(Data about app and page elements)

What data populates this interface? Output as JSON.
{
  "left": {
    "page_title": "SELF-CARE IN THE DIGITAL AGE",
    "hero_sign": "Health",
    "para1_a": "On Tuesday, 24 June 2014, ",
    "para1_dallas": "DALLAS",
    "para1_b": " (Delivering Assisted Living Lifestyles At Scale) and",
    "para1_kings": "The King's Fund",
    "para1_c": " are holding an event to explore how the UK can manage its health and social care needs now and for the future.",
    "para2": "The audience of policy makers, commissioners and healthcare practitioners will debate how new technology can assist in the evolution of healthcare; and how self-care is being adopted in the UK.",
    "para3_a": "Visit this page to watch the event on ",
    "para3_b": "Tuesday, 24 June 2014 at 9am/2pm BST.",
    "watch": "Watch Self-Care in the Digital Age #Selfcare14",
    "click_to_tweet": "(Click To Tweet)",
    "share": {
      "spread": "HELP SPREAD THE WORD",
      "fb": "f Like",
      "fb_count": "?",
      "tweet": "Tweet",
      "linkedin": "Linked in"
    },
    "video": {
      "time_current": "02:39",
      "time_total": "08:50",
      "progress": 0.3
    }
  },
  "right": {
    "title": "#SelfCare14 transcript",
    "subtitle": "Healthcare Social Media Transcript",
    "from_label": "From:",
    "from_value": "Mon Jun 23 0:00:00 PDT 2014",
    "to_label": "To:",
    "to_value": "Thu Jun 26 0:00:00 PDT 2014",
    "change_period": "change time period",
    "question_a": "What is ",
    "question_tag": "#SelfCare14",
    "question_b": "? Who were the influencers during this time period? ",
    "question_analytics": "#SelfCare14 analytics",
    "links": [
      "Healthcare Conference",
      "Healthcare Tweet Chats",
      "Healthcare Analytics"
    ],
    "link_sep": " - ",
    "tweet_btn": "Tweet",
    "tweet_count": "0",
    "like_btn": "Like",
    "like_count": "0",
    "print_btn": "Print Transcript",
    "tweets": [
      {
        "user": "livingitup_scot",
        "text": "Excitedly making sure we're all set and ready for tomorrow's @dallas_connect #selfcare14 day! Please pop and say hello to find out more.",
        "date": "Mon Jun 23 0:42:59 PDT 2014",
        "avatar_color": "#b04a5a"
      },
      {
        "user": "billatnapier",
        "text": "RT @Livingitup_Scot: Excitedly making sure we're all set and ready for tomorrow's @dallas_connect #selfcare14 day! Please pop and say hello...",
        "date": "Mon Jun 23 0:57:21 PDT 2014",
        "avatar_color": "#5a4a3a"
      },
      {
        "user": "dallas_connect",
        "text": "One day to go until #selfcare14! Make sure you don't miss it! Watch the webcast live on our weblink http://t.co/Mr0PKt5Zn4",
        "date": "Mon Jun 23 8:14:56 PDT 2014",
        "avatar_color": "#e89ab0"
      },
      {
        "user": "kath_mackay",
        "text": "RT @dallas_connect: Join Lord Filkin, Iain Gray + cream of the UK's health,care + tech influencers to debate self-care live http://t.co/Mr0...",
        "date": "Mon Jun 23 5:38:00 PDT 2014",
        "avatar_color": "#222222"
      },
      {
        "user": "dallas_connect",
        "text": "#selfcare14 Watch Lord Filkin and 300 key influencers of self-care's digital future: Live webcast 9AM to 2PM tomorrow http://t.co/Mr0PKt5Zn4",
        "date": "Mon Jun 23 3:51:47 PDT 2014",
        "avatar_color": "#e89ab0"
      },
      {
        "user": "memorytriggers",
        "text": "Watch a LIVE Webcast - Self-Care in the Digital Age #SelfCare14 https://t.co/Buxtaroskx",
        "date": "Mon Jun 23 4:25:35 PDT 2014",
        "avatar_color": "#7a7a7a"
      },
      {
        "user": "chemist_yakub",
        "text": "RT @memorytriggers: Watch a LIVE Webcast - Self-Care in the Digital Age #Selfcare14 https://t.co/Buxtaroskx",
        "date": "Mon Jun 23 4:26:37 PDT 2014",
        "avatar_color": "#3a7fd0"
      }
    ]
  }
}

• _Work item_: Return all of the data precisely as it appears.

• _Your solution_:
What data populates this interface? Output as JSON.
{
  "left": {
    "page_title": "SELF-CARE IN THE DIGITAL AGE",
    "hero_sign": "Health",
    "para1_a": "On Tuesday, 24 June 2014, ",
    "para1_dallas": "DALLAS",
    "para1_b": " (Delivering Assisted Living Lifestyles At Scale) and",
    "para1_kings": "The King's Fund",
    "para1_c": " are holding an event to explore how the UK can manage its health and social care needs now and for the future.",
    "para2": "The audience of policy makers, commissioners and healthcare practitioners will debate how new technology can assist in the evolution of healthcare; and how self-care is being adopted in the UK.",
    "para3_a": "Visit this page to watch the event on ",
    "para3_b": "Tuesday, 24 June 2014 at 9am/2pm BST.",
    "watch": "Watch Self-Care in the Digital Age #Selfcare14",
    "click_to_tweet": "(Click To Tweet)",
    "share": {
      "spread": "HELP SPREAD THE WORD",
      "fb": "f Like",
      "fb_count": "?",
      "tweet": "Tweet",
      "linkedin": "Linked in"
    },
    "video": {
      "time_current": "02:39",
      "time_total": "08:50",
      "progress": 0.3
    }
  },
  "right": {
    "title": "#SelfCare14 transcript",
    "subtitle": "Healthcare Social Media Transcript",
    "from_label": "From:",
    "from_value": "Mon Jun 23 0:00:00 PDT 2014",
    "to_label": "To:",
    "to_value": "Thu Jun 26 0:00:00 PDT 2014",
    "change_period": "change time period",
    "question_a": "What is ",
    "question_tag": "#SelfCare14",
    "question_b": "? Who were the influencers during this time period? ",
    "question_analytics": "#SelfCare14 analytics",
    "links": [
      "Healthcare Conference",
      "Healthcare Tweet Chats",
      "Healthcare Analytics"
    ],
    "link_sep": " - ",
    "tweet_btn": "Tweet",
    "tweet_count": "0",
    "like_btn": "Like",
    "like_count": "0",
    "print_btn": "Print Transcript",
    "tweets": [
      {
        "user": "livingitup_scot",
        "text": "Excitedly making sure we're all set and ready for tomorrow's @dallas_connect #selfcare14 day! Please pop and say hello to find out more.",
        "date": "Mon Jun 23 0:42:59 PDT 2014",
        "avatar_color": "#b04a5a"
      },
      {
        "user": "billatnapier",
        "text": "RT @Livingitup_Scot: Excitedly making sure we're all set and ready for tomorrow's @dallas_connect #selfcare14 day! Please pop and say hello...",
        "date": "Mon Jun 23 0:57:21 PDT 2014",
        "avatar_color": "#5a4a3a"
      },
      {
        "user": "dallas_connect",
        "text": "One day to go until #selfcare14! Make sure you don't miss it! Watch the webcast live on our weblink http://t.co/Mr0PKt5Zn4",
        "date": "Mon Jun 23 8:14:56 PDT 2014",
        "avatar_color": "#e89ab0"
      },
      {
        "user": "kath_mackay",
        "text": "RT @dallas_connect: Join Lord Filkin, Iain Gray + cream of the UK's health,care + tech influencers to debate self-care live http://t.co/Mr0...",
        "date": "Mon Jun 23 5:38:00 PDT 2014",
        "avatar_color": "#222222"
      },
      {
        "user": "dallas_connect",
        "text": "#selfcare14 Watch Lord Filkin and 300 key influencers of self-care's digital future: Live webcast 9AM to 2PM tomorrow http://t.co/Mr0PKt5Zn4",
        "date": "Mon Jun 23 3:51:47 PDT 2014",
        "avatar_color": "#e89ab0"
      },
      {
        "user": "memorytriggers",
        "text": "Watch a LIVE Webcast - Self-Care in the Digital Age #SelfCare14 https://t.co/Buxtaroskx",
        "date": "Mon Jun 23 4:25:35 PDT 2014",
        "avatar_color": "#7a7a7a"
      },
      {
        "user": "chemist_yakub",
        "text": "RT @memorytriggers: Watch a LIVE Webcast - Self-Care in the Digital Age #Selfcare14 https://t.co/Buxtaroskx",
        "date": "Mon Jun 23 4:26:37 PDT 2014",
        "avatar_color": "#3a7fd0"
      }
    ]
  }
}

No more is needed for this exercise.